What needs to be done: Using the records that follow, copy every line containing the word "JSON".

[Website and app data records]
________________________
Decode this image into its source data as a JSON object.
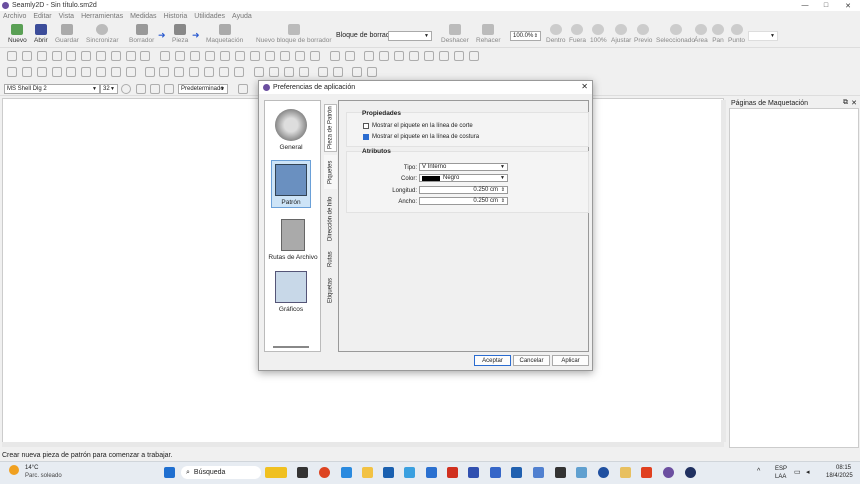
{
  "window": {
    "title": "Seamly2D - Sin título.sm2d",
    "minimize": "—",
    "maximize": "□",
    "close": "✕"
  },
  "menu": [
    "Archivo",
    "Editar",
    "Vista",
    "Herramientas",
    "Medidas",
    "Historia",
    "Utilidades",
    "Ayuda"
  ],
  "toolbar": {
    "nuevo": "Nuevo",
    "abrir": "Abrir",
    "guardar": "Guardar",
    "sincronizar": "Sincronizar",
    "borrador": "Borrador",
    "pieza": "Pieza",
    "maquetacion": "Maquetación",
    "nuevo_bloque": "Nuevo bloque de borrador",
    "bloque_label": "Bloque de borrador:",
    "bloque_value": "",
    "deshacer": "Deshacer",
    "rehacer": "Rehacer",
    "zoom_value": "100.0%",
    "dentro": "Dentro",
    "fuera": "Fuera",
    "cien": "100%",
    "ajustar": "Ajustar",
    "previo": "Previo",
    "seleccionado": "Seleccionado",
    "area": "Área",
    "pan": "Pan",
    "punto": "Punto"
  },
  "fontbar": {
    "font": "MS Shell Dlg 2",
    "size": "32",
    "mode": "Predeterminado"
  },
  "right_panel": {
    "title": "Páginas de Maquetación"
  },
  "status": "Crear nueva pieza de patrón para comenzar a trabajar.",
  "dialog": {
    "title": "Preferencias de aplicación",
    "categories": [
      {
        "label": "General"
      },
      {
        "label": "Patrón"
      },
      {
        "label": "Rutas de Archivo"
      },
      {
        "label": "Gráficos"
      }
    ],
    "tabs": [
      "Pieza de Patrón",
      "Piquetes",
      "Dirección de hilo",
      "Rutas",
      "Etiquetas"
    ],
    "propiedades": {
      "title": "Propiedades",
      "opt1": "Mostrar el piquete en la línea de corte",
      "opt1_checked": false,
      "opt2": "Mostrar el piquete en la línea de costura",
      "opt2_checked": true
    },
    "atributos": {
      "title": "Atributos",
      "tipo_label": "Tipo:",
      "tipo_value": "V Interno",
      "color_label": "Color:",
      "color_value": "Negro",
      "color_hex": "#000000",
      "longitud_label": "Longitud:",
      "longitud_value": "0.250 cm",
      "ancho_label": "Ancho:",
      "ancho_value": "0.250 cm"
    },
    "buttons": {
      "aceptar": "Aceptar",
      "cancelar": "Cancelar",
      "aplicar": "Aplicar"
    }
  },
  "taskbar": {
    "temp": "14°C",
    "weather": "Parc. soleado",
    "search": "Búsqueda",
    "lang1": "ESP",
    "lang2": "LAA",
    "time": "08:15",
    "date": "18/4/2025"
  }
}
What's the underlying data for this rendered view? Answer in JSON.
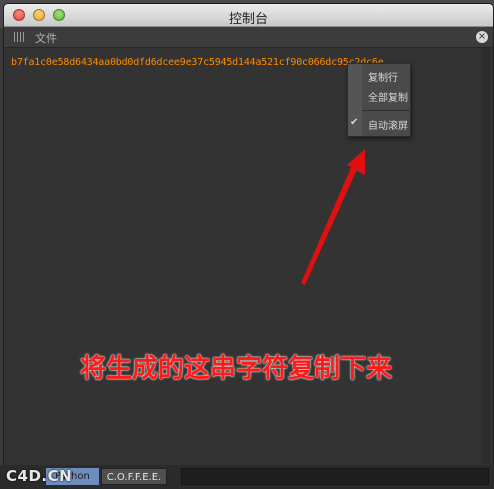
{
  "window": {
    "title": "控制台"
  },
  "menubar": {
    "file_label": "文件",
    "close_glyph": "×"
  },
  "console": {
    "hash_text": "b7fa1c0e58d6434aa0bd0dfd6dcee9e37c5945d144a521cf90c066dc95c2dc6e"
  },
  "context_menu": {
    "items": [
      {
        "label": "复制行"
      },
      {
        "label": "全部复制"
      },
      {
        "label": "自动滚屏",
        "checked": true,
        "check_glyph": "✔"
      }
    ]
  },
  "annotation": {
    "text": "将生成的这串字符复制下来",
    "color": "#ff1a1a"
  },
  "bottom_tabs": [
    {
      "label": "Python"
    },
    {
      "label": "C.O.F.F.E.E."
    }
  ],
  "watermark": {
    "text": "C4D.CN"
  },
  "colors": {
    "hash_text": "#ff8a00",
    "arrow": "#e01010",
    "python_tab": "#6d8dbf"
  }
}
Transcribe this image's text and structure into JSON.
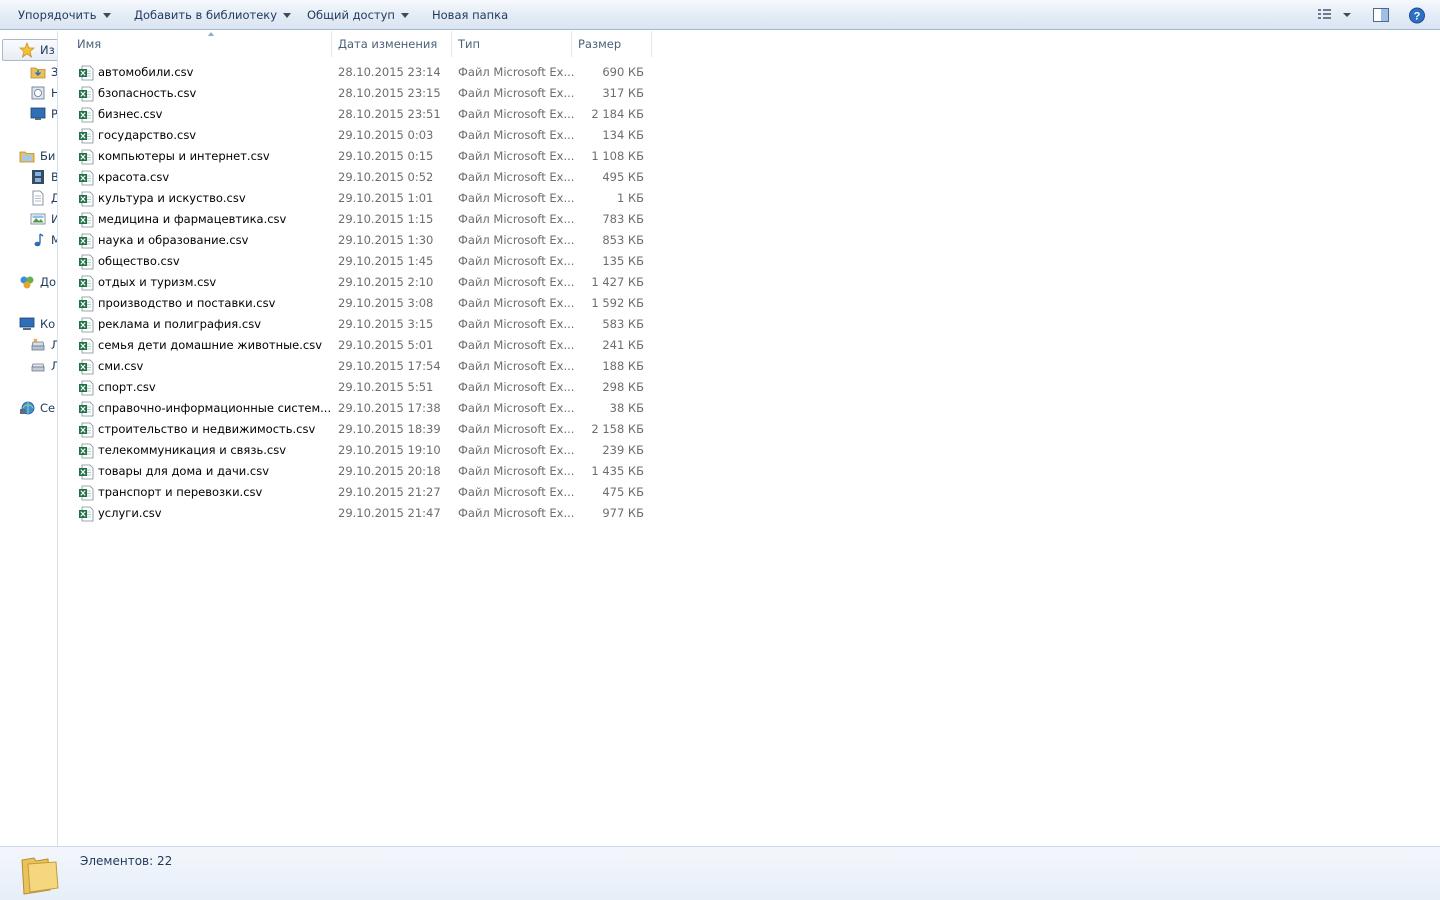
{
  "toolbar": {
    "organize": "Упорядочить",
    "add_to_library": "Добавить в библиотеку",
    "share": "Общий доступ",
    "new_folder": "Новая папка"
  },
  "nav": {
    "favorites": "Из",
    "fav_items": [
      "З",
      "Н",
      "Р"
    ],
    "libraries": "Би",
    "lib_items": [
      "В",
      "Д",
      "И",
      "М"
    ],
    "homegroup": "До",
    "computer": "Ко",
    "comp_items": [
      "Л",
      "Л"
    ],
    "network": "Се"
  },
  "columns": {
    "name": "Имя",
    "date": "Дата изменения",
    "type": "Тип",
    "size": "Размер"
  },
  "files": [
    {
      "name": "автомобили.csv",
      "date": "28.10.2015 23:14",
      "type": "Файл Microsoft Ex...",
      "size": "690 КБ"
    },
    {
      "name": "бзопасность.csv",
      "date": "28.10.2015 23:15",
      "type": "Файл Microsoft Ex...",
      "size": "317 КБ"
    },
    {
      "name": "бизнес.csv",
      "date": "28.10.2015 23:51",
      "type": "Файл Microsoft Ex...",
      "size": "2 184 КБ"
    },
    {
      "name": "государство.csv",
      "date": "29.10.2015 0:03",
      "type": "Файл Microsoft Ex...",
      "size": "134 КБ"
    },
    {
      "name": "компьютеры и интернет.csv",
      "date": "29.10.2015 0:15",
      "type": "Файл Microsoft Ex...",
      "size": "1 108 КБ"
    },
    {
      "name": "красота.csv",
      "date": "29.10.2015 0:52",
      "type": "Файл Microsoft Ex...",
      "size": "495 КБ"
    },
    {
      "name": "культура и искуство.csv",
      "date": "29.10.2015 1:01",
      "type": "Файл Microsoft Ex...",
      "size": "1 КБ"
    },
    {
      "name": "медицина и фармацевтика.csv",
      "date": "29.10.2015 1:15",
      "type": "Файл Microsoft Ex...",
      "size": "783 КБ"
    },
    {
      "name": "наука и образование.csv",
      "date": "29.10.2015 1:30",
      "type": "Файл Microsoft Ex...",
      "size": "853 КБ"
    },
    {
      "name": "общество.csv",
      "date": "29.10.2015 1:45",
      "type": "Файл Microsoft Ex...",
      "size": "135 КБ"
    },
    {
      "name": "отдых и туризм.csv",
      "date": "29.10.2015 2:10",
      "type": "Файл Microsoft Ex...",
      "size": "1 427 КБ"
    },
    {
      "name": "производство и поставки.csv",
      "date": "29.10.2015 3:08",
      "type": "Файл Microsoft Ex...",
      "size": "1 592 КБ"
    },
    {
      "name": "реклама и полиграфия.csv",
      "date": "29.10.2015 3:15",
      "type": "Файл Microsoft Ex...",
      "size": "583 КБ"
    },
    {
      "name": "семья дети домашние животные.csv",
      "date": "29.10.2015 5:01",
      "type": "Файл Microsoft Ex...",
      "size": "241 КБ"
    },
    {
      "name": "сми.csv",
      "date": "29.10.2015 17:54",
      "type": "Файл Microsoft Ex...",
      "size": "188 КБ"
    },
    {
      "name": "спорт.csv",
      "date": "29.10.2015 5:51",
      "type": "Файл Microsoft Ex...",
      "size": "298 КБ"
    },
    {
      "name": "справочно-информационные систем...",
      "date": "29.10.2015 17:38",
      "type": "Файл Microsoft Ex...",
      "size": "38 КБ"
    },
    {
      "name": "строительство и недвижимость.csv",
      "date": "29.10.2015 18:39",
      "type": "Файл Microsoft Ex...",
      "size": "2 158 КБ"
    },
    {
      "name": "телекоммуникация и связь.csv",
      "date": "29.10.2015 19:10",
      "type": "Файл Microsoft Ex...",
      "size": "239 КБ"
    },
    {
      "name": "товары для дома и дачи.csv",
      "date": "29.10.2015 20:18",
      "type": "Файл Microsoft Ex...",
      "size": "1 435 КБ"
    },
    {
      "name": "транспорт и перевозки.csv",
      "date": "29.10.2015 21:27",
      "type": "Файл Microsoft Ex...",
      "size": "475 КБ"
    },
    {
      "name": "услуги.csv",
      "date": "29.10.2015 21:47",
      "type": "Файл Microsoft Ex...",
      "size": "977 КБ"
    }
  ],
  "status": {
    "count_text": "Элементов: 22"
  },
  "icons": {
    "file": "excel-csv-icon",
    "folder": "folder-icon"
  },
  "colors": {
    "excel_green": "#1e7145",
    "toolbar_text": "#1e395b"
  }
}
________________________
Answer below:
Decode this image into its source data as a JSON object.
What's the underlying data for this rendered view? Answer in JSON.
Transcribe this image's text and structure into JSON.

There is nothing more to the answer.